  9. ^ Taylor A, Smith GR (November 1980). "Unwinding and rewinding of DNA by the RecBC enzyme". Cell 22 (2 Pt 2): 447–57. doi:10.1016/0092-8674(80)90355-4. PMID 6256081. 
  10. ^ Taylor AF, Schultz DW, Ponticelli AS, Smith GR (May 1985). "RecBC enzyme nicking at Chi sites during DNA unwinding: location and orientation-dependence of the cutting". Cell 41 (1): 153–63. doi:10.1016/0092-8674(85)90070-4. PMID 3888405. 
  11. ^ a b c Anderson DG, Kowalczykowski SC (July 1997). "The translocating RecBCD enzyme stimulates recombination by directing RecA protein onto ssDNA in a Chi-regulated manner". Cell 90 (1): 77–86. doi:10.1016/S0092-8674(00)80315-3. PMID 9230304. 
  12. ^ Taylor AF, Smith GR (April 1999). "Regulation of homologous recombination: Chi inactivates RecBCD enzyme by disassembly of the three subunits". Genes Dev. 13 (7): 890–900. doi:10.1101/gad.13.7.890. PMC 316601. PMID 10197988. 
  13. ^ Dixon DA, Kowalczykowski SC (April 1993). "The recombination hotspot Chi is a regulatory sequence that acts by attenuating the nuclease activity of the E. coli RecBCD enzyme". Cell 73 (1): 87–96. doi:10.1016/0092-8674(93)90162-J. PMID 8384931. 
  14. ^ Spies M, Amitani I, Baskin RJ, Kowalczykowski SC (November 2007). "RecBCD enzyme switches lead motor subunits in response to Chi recognition". Cell 131 (4): 694–705. doi:10.1016/j.cell.2007.09.023. PMC 2151923. PMID 18022364. 
  15. ^ Taylor AF, Smith GR (October 1995). "Strand specificity of nicking of DNA at Chi sites by RecBCD enzyme.
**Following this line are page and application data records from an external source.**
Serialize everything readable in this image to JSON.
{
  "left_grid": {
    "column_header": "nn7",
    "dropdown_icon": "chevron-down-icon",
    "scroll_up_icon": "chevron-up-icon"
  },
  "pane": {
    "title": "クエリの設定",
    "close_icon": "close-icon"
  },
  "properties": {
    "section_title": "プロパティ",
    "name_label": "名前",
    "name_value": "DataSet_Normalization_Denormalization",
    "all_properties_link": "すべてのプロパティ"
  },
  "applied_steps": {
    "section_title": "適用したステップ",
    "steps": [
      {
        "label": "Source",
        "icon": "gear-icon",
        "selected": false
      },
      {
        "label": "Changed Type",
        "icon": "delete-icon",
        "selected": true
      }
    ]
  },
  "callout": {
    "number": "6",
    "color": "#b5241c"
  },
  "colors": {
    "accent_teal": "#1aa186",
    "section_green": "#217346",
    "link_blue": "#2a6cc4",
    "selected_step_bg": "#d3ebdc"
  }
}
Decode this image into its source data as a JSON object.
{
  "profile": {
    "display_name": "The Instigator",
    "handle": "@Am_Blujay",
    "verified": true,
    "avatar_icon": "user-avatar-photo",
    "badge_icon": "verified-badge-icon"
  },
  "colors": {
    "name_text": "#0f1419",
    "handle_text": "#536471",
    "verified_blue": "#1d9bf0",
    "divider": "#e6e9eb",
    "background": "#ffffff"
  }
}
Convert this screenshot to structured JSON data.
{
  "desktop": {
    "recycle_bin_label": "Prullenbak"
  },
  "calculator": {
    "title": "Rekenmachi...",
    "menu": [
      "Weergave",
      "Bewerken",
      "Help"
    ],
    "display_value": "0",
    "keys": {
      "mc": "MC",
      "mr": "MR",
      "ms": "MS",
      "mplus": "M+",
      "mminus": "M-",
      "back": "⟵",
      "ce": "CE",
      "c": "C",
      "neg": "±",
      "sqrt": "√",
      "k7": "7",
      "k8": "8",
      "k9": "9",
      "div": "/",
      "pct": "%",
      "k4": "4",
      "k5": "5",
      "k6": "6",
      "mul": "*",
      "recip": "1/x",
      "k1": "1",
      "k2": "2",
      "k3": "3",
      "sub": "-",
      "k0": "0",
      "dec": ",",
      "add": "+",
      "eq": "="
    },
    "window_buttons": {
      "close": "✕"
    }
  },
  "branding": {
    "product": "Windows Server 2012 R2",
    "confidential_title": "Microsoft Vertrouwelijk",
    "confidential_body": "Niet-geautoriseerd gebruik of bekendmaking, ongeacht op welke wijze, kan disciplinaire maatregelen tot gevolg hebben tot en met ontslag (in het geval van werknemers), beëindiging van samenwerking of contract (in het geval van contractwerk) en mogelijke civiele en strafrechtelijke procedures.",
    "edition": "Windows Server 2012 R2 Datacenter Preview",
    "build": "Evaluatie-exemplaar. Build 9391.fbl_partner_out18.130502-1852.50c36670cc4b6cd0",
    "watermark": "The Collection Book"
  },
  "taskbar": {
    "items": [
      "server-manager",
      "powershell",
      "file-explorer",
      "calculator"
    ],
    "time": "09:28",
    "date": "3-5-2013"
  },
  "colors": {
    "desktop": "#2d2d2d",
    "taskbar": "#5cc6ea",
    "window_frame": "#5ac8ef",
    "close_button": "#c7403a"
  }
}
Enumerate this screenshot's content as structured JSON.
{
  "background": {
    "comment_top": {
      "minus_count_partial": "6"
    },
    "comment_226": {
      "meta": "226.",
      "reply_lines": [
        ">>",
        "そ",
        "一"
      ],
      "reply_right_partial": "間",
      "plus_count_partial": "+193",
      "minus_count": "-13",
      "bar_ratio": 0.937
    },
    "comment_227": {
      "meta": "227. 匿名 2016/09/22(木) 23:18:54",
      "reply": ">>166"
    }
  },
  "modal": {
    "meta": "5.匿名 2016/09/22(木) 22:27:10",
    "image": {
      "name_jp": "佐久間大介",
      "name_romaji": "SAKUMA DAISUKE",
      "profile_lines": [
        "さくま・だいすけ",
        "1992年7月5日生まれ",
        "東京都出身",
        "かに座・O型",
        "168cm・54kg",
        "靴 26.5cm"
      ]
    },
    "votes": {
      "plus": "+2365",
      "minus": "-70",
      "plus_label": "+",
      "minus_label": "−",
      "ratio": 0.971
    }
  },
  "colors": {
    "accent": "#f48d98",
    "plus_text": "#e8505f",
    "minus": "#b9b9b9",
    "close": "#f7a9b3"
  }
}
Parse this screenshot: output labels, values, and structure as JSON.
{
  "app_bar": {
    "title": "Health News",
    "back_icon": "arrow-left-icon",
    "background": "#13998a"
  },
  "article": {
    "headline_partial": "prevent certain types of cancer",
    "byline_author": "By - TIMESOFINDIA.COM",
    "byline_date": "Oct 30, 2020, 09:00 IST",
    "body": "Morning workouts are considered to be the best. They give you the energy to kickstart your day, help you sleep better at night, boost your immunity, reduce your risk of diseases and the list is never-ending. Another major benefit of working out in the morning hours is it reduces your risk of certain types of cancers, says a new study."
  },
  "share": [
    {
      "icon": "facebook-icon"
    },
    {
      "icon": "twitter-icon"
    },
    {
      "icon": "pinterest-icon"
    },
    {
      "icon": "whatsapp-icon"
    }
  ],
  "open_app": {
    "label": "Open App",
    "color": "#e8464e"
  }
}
Modulation by ATP and magnesium levels". J Biol Chem. 270 (41): 24459–67. doi:10.1074/jbc.270.41.24459. PMID 7592661. 
  16. ^ Anderson DG, Kowalczykowski SC (March 1997). "The recombination hot spot chi is a regulatory element that switches the polarity of DNA degradation by the RecBCD enzyme". Genes Dev. 11 (5): 571–81. doi:10.1101/gad.11.5.571. PMID 9119222. 
  17. ^ Amundsen SK, Smith GR (January 2007). "Chi hotspot activity in Escherichia coli without RecBCD exonuclease activity: implications for the mechanism of recombination". Genetics 175 (1): 41–54. doi:10.1534/genetics.106.065524. PMC 1774988. PMID 17110484. 
  18. ^ Köppen A, Krobitsch S, Thoms B, Wackernagel W (July 1995). "Interaction with the recombination hot spot Chi in vivo converts the RecBCD enzyme of Escherichia coli into a Chi-independent recombinase by inactivation of the RecD subunit". Proc Natl Acad Sci U S A 92 (14): 6249–53. doi:10.1073/pnas.92.14.6249. PMC 41495. PMID 7541534. 
  19. ^ Myers RS, Kuzminov A, Stahl FW (July 1995). "The recombination hot spot Chi activates RecBCD recombination by converting Escherichia coli to a recD mutant phenocopy". Proc Natl Acad Sci U S A 92 (14): 6244–8. doi:10.1073/pnas.92.14.6244. PMC 41494. PMID 7603978. 
  20. ^ Bianco PR, Brewer LR, Corzett M, Balhorn R, Yeh Y, Kowalczykowski SC, Baskin RJ (January 2001). "Processive translocation and DNA unwinding by individual RecBCD enzyme molecules". Nature 409 (6818): 374–8. doi:10.1038/35053131. PMID 11201750. 

External links[edit]